■ DATA TO USE:
+++++

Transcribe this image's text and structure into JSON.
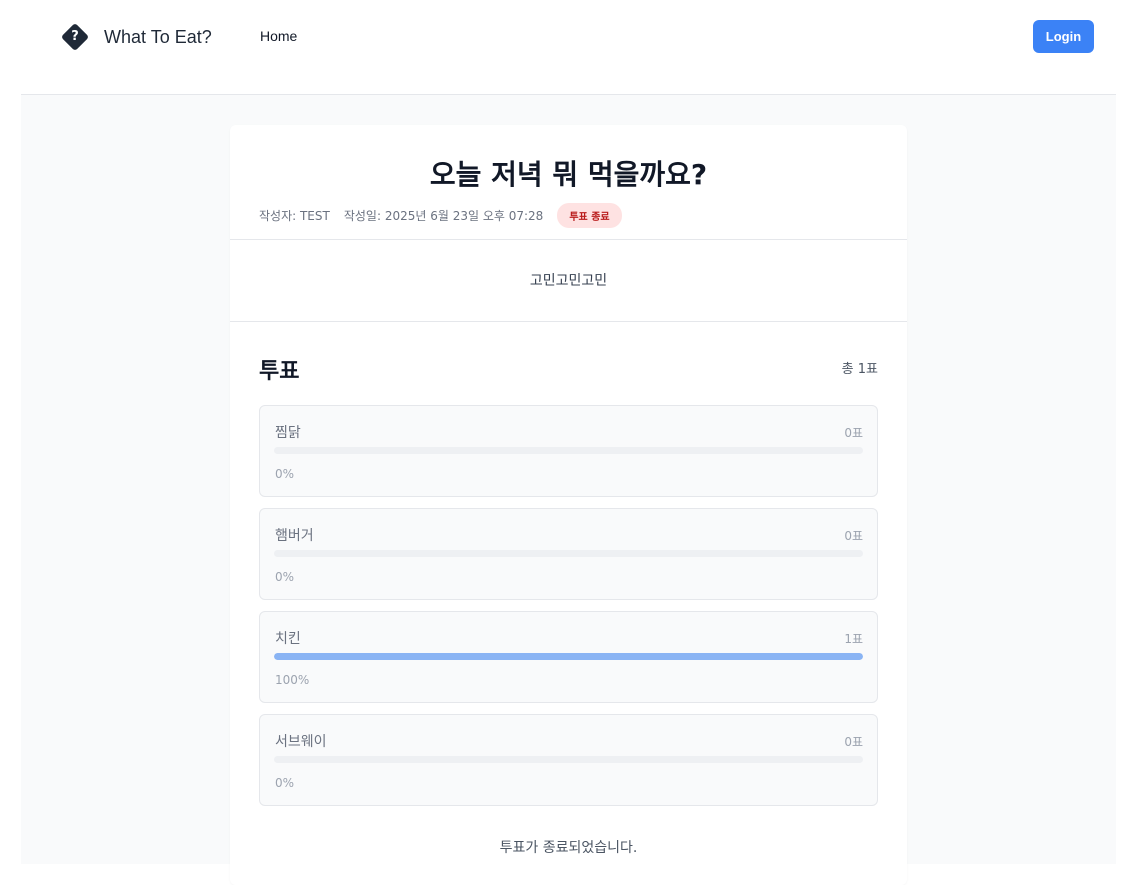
{
  "header": {
    "logo_icon": "question-diamond-icon",
    "logo_glyph": "?",
    "brand": "What To Eat?",
    "nav": {
      "home": "Home"
    },
    "login_label": "Login",
    "login_color": "#3b82f6"
  },
  "post": {
    "title": "오늘 저녁 뭐 먹을까요?",
    "author": "작성자: TEST",
    "date": "작성일: 2025년 6월 23일 오후 07:28",
    "status_badge": "투표 종료",
    "content": "고민고민고민"
  },
  "vote": {
    "title": "투표",
    "total": "총 1표",
    "bar_color": "#8ab4f4",
    "options": [
      {
        "name": "찜닭",
        "count": "0표",
        "percent_label": "0%",
        "fraction": 0
      },
      {
        "name": "햄버거",
        "count": "0표",
        "percent_label": "0%",
        "fraction": 0
      },
      {
        "name": "치킨",
        "count": "1표",
        "percent_label": "100%",
        "fraction": 1
      },
      {
        "name": "서브웨이",
        "count": "0표",
        "percent_label": "0%",
        "fraction": 0
      }
    ],
    "ended_message": "투표가 종료되었습니다."
  }
}
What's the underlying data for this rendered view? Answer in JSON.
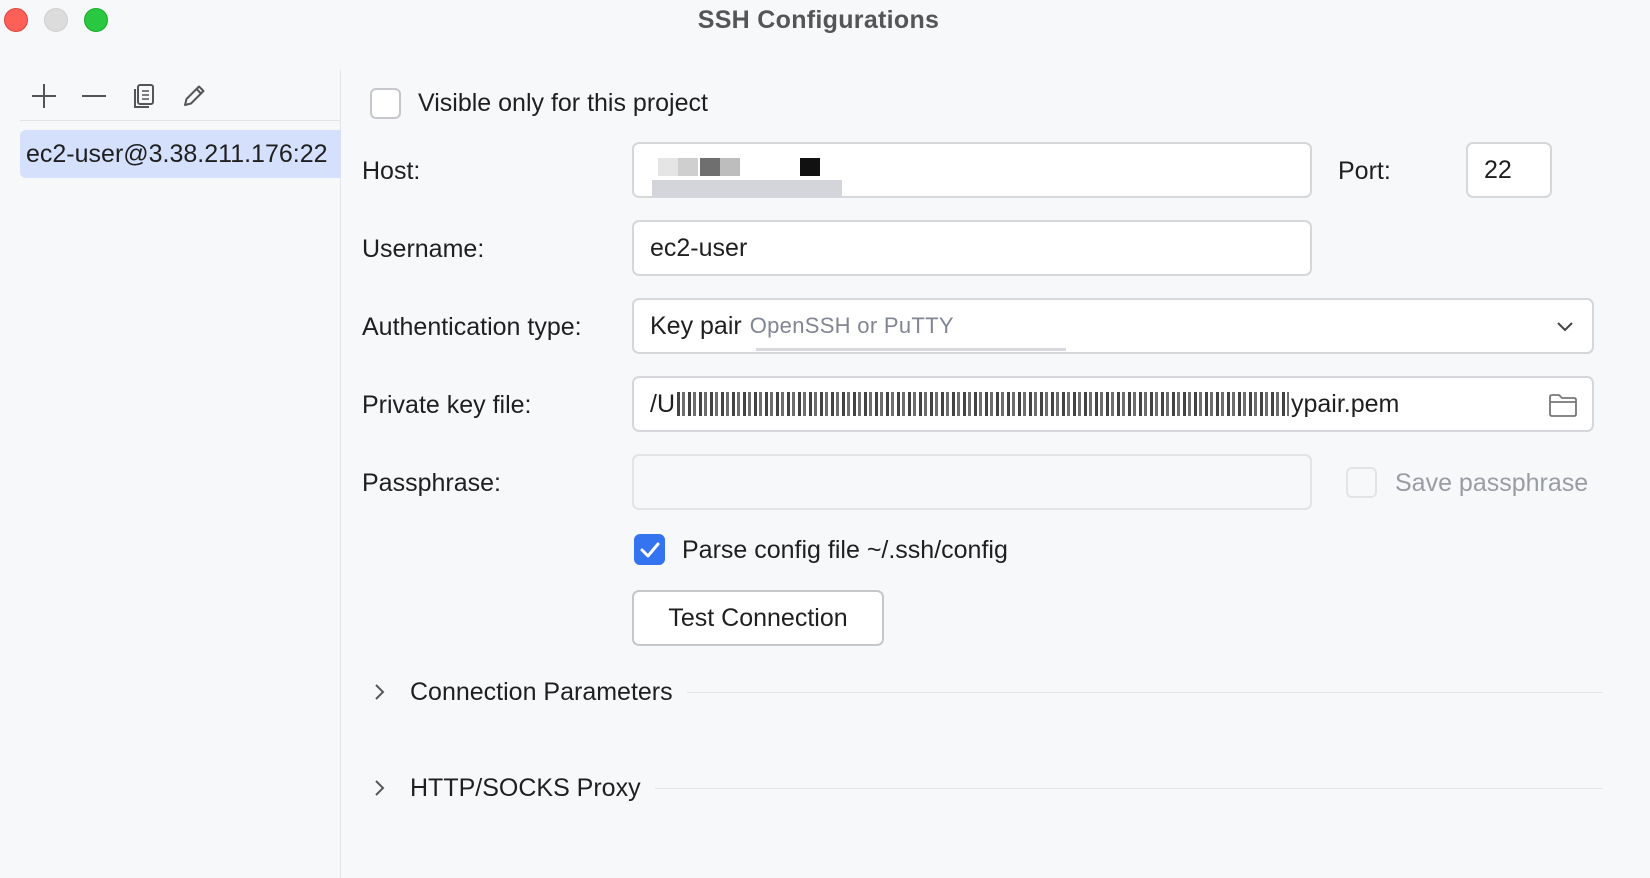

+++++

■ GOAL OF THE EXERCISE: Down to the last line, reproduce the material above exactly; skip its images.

■ OUTPUT OF THE TASK:
Transcribe this image's text and structure into JSON.
{
  "header": {
    "logo_icon": "question-diamond-icon",
    "logo_glyph": "?",
    "brand": "What To Eat?",
    "nav": {
      "home": "Home"
    },
    "login_label": "Login",
    "login_color": "#3b82f6"
  },
  "post": {
    "title": "오늘 저녁 뭐 먹을까요?",
    "author": "작성자: TEST",
    "date": "작성일: 2025년 6월 23일 오후 07:28",
    "status_badge": "투표 종료",
    "content": "고민고민고민"
  },
  "vote": {
    "title": "투표",
    "total": "총 1표",
    "bar_color": "#8ab4f4",
    "options": [
      {
        "name": "찜닭",
        "count": "0표",
        "percent_label": "0%",
        "fraction": 0
      },
      {
        "name": "햄버거",
        "count": "0표",
        "percent_label": "0%",
        "fraction": 0
      },
      {
        "name": "치킨",
        "count": "1표",
        "percent_label": "100%",
        "fraction": 1
      },
      {
        "name": "서브웨이",
        "count": "0표",
        "percent_label": "0%",
        "fraction": 0
      }
    ],
    "ended_message": "투표가 종료되었습니다."
  }
}
What's the underlying data for this rendered view? Answer in JSON.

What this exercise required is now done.